It is important to continue asking and trying to answer this question because meaning gives our life a purpose. Eventually we are all going to die but finding the meaning of our life reduces our pain and suffering in this world. Those who have spent time pondering this question have contributed to many educational fields, and improved our understanding of this world. For example, Aristotle who talked about happiness and how it could bring meaning to life has provided a great deal of information to the field of science and many have called him the Father of Biology. Many others who have addressed this question have made it easier for us to understand this world and find a purpose in life.
Many people may question the importance of the meaning of life and how it would help someone through the journey of life. Meaning in life gives a person a purpose in life, it motivates people to do something they love. Meaning can be extracted from anything, it can derive from a person’s job, hobby or family and we are free to choose. Meaning can also reduce the suffering we experience in this world. Everything we do in life is for the future result of happiness. Similarly, finding the meaning of life potentially makes people happy. There are questions that arise when talking about this subject such as, can you have a meaningful life without being religious? Or is there life after death? The answer to these questions may differ from person to a person. A religious person might answer the first questions by saying that the purpose or meaning of their life is to serve God and an atheist might say that the purpose of their life is to improve. Likewise for the second question answers will vary. These questions have been asked for thousands of years but no one has been able to give a definite answer because of the wide variety of perspectives. This research has raised many questions for me. I usually think about the cultural differences between the U.S. and Pakistan. It’s strange to see how big the differences are even though we live in the same world. For example, many people in Mountain View are concerned with getting the best phones, cars or clothing, whereas, people in Pakistan are more concerned with staying safe because of the current security issues. I think it is absurd that we have such big differences in these two different communities. These differences have no meaning or purpose behind them, they are absurd. I suppose it is something that we have to accept and live with. The search for meaning or the things that make life meaningful may very well change in the near future with the rapid advances in technology. Life might become a lot easier to live and we may not have to go through a great deal of pain and suffering which usually brings meaning to life.
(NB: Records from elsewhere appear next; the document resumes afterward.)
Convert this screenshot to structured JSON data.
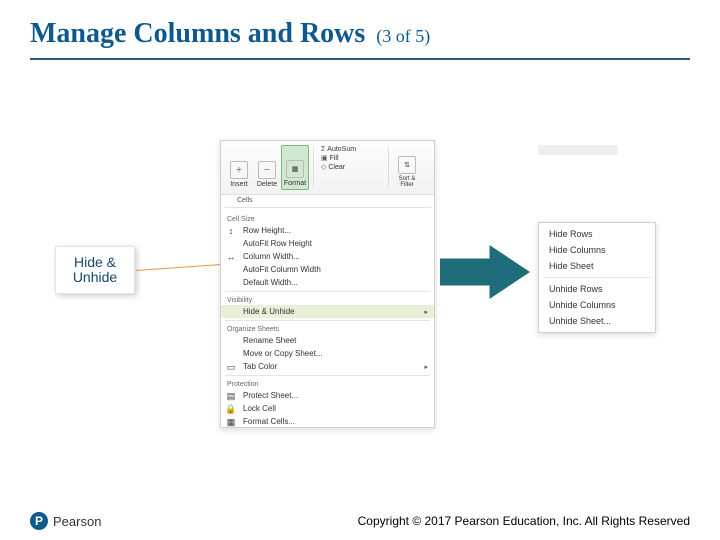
{
  "title_main": "Manage Columns and Rows",
  "title_counter": "(3 of 5)",
  "callout": {
    "line1": "Hide &",
    "line2": "Unhide"
  },
  "ribbon": {
    "buttons": {
      "insert": "Insert",
      "delete": "Delete",
      "format": "Format"
    },
    "quick": {
      "autosum": "AutoSum",
      "fill": "Fill",
      "clear": "Clear"
    },
    "sortfind": "Sort & Filter",
    "cells_label": "Cells"
  },
  "menu": {
    "sec_cellsize": "Cell Size",
    "row_height": "Row Height...",
    "autofit_row": "AutoFit Row Height",
    "col_width": "Column Width...",
    "autofit_col": "AutoFit Column Width",
    "default_width": "Default Width...",
    "sec_visibility": "Visibility",
    "hide_unhide": "Hide & Unhide",
    "sec_organize": "Organize Sheets",
    "rename": "Rename Sheet",
    "movecopy": "Move or Copy Sheet...",
    "tabcolor": "Tab Color",
    "sec_protect": "Protection",
    "protect": "Protect Sheet...",
    "lock": "Lock Cell",
    "formatcells": "Format Cells..."
  },
  "submenu": {
    "hide_rows": "Hide Rows",
    "hide_cols": "Hide Columns",
    "hide_sheet": "Hide Sheet",
    "unhide_rows": "Unhide Rows",
    "unhide_cols": "Unhide Columns",
    "unhide_sheet": "Unhide Sheet..."
  },
  "footer": {
    "brand": "Pearson",
    "copyright": "Copyright © 2017 Pearson Education, Inc. All Rights Reserved"
  }
}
Or with the great increase in population in the future survival could become a common goal for people to achieve and staying alive may possibly be the most meaningful thing in their lives.